Prompt: Find the string "home" in the records. Copy each line that has it.

Records from a dataset
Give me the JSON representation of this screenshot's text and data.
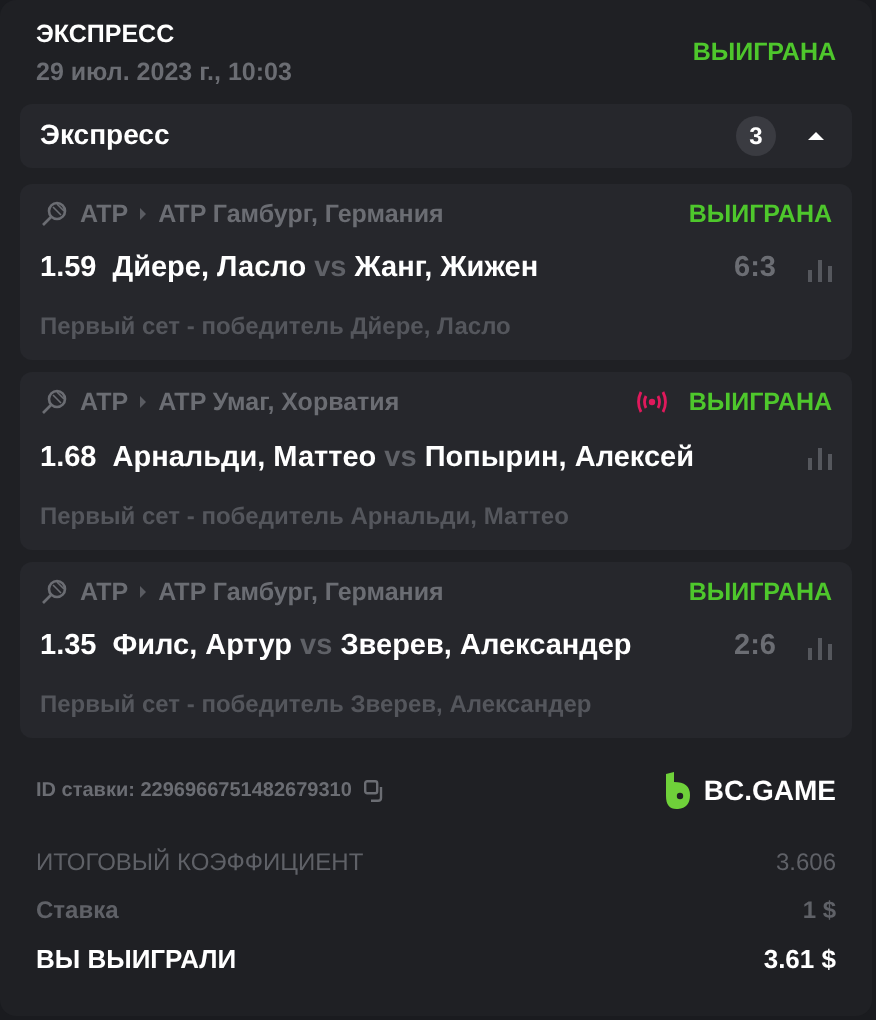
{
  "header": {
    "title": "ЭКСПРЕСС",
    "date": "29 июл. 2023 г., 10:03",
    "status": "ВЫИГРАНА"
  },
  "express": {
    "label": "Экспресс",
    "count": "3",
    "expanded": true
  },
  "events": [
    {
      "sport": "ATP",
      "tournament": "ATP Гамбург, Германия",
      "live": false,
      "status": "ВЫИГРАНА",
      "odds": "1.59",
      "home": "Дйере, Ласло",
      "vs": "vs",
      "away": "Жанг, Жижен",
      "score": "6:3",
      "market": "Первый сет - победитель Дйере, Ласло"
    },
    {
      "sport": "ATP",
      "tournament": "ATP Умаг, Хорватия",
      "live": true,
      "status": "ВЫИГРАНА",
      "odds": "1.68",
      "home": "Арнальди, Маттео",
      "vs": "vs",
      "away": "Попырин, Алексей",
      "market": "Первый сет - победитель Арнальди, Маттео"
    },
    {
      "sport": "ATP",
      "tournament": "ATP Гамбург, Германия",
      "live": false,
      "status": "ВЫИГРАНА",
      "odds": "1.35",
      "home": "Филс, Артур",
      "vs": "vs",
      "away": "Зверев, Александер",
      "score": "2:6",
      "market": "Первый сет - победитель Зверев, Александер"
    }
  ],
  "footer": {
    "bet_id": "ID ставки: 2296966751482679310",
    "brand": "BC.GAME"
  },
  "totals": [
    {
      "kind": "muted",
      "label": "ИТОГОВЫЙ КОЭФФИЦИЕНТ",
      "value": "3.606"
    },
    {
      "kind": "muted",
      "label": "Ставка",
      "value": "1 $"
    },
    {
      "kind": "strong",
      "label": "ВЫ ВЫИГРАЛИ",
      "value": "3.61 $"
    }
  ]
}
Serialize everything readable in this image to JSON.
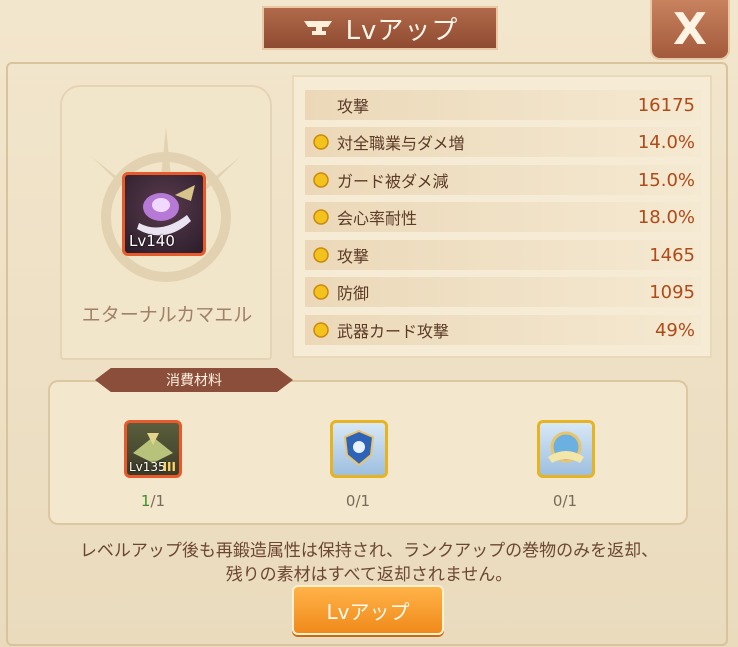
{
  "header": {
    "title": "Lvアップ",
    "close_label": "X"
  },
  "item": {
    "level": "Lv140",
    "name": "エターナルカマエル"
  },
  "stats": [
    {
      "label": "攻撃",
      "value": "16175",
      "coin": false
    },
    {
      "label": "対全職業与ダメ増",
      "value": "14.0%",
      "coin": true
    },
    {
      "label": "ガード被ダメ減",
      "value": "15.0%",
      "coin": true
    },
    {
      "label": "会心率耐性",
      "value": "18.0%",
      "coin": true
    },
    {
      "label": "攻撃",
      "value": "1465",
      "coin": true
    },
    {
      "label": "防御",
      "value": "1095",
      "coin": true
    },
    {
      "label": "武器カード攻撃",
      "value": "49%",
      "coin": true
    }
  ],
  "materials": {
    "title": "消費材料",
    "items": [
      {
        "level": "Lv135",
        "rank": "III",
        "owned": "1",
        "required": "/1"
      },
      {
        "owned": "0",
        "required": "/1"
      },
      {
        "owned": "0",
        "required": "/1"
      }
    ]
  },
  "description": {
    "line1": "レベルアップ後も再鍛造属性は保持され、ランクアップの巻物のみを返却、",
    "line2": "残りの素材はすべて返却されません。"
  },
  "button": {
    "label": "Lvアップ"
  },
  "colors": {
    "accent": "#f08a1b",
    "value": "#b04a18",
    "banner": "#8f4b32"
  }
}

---

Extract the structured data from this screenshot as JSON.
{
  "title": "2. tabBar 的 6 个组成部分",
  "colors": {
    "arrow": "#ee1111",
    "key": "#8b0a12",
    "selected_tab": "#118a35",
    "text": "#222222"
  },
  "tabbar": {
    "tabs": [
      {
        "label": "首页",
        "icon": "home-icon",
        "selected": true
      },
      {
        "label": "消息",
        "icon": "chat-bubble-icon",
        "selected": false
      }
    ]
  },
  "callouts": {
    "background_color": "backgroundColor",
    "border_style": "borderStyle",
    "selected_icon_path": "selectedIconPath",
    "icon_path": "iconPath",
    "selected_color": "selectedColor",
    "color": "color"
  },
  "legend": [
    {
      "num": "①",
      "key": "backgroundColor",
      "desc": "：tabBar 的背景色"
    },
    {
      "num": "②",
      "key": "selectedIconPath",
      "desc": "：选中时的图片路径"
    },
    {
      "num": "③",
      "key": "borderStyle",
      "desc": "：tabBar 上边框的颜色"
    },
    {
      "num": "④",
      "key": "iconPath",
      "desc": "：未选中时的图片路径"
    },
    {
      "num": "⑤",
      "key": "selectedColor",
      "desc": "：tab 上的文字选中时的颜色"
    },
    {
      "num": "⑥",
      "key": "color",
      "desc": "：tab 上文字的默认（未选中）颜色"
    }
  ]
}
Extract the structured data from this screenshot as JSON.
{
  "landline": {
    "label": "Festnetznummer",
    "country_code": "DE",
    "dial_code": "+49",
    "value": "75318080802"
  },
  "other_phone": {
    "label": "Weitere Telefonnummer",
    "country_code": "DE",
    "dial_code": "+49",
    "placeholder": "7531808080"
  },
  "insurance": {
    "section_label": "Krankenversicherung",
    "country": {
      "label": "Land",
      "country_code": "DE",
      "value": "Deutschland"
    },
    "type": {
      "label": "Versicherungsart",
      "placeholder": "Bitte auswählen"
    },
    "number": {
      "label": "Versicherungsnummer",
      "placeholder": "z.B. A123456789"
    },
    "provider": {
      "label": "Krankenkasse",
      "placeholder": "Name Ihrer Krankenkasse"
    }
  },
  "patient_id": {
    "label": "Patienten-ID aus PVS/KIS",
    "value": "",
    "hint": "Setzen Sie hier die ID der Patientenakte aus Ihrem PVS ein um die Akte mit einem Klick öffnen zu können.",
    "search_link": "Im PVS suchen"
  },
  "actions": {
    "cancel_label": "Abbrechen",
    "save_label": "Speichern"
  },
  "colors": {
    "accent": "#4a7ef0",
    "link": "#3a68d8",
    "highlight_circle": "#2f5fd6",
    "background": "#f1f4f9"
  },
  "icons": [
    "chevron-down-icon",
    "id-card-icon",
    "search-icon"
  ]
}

Result below:
      "home": "Дйере, Ласло",
      "home": "Арнальди, Маттео",
      "home": "Филс, Артур",
        "icon": "home-icon",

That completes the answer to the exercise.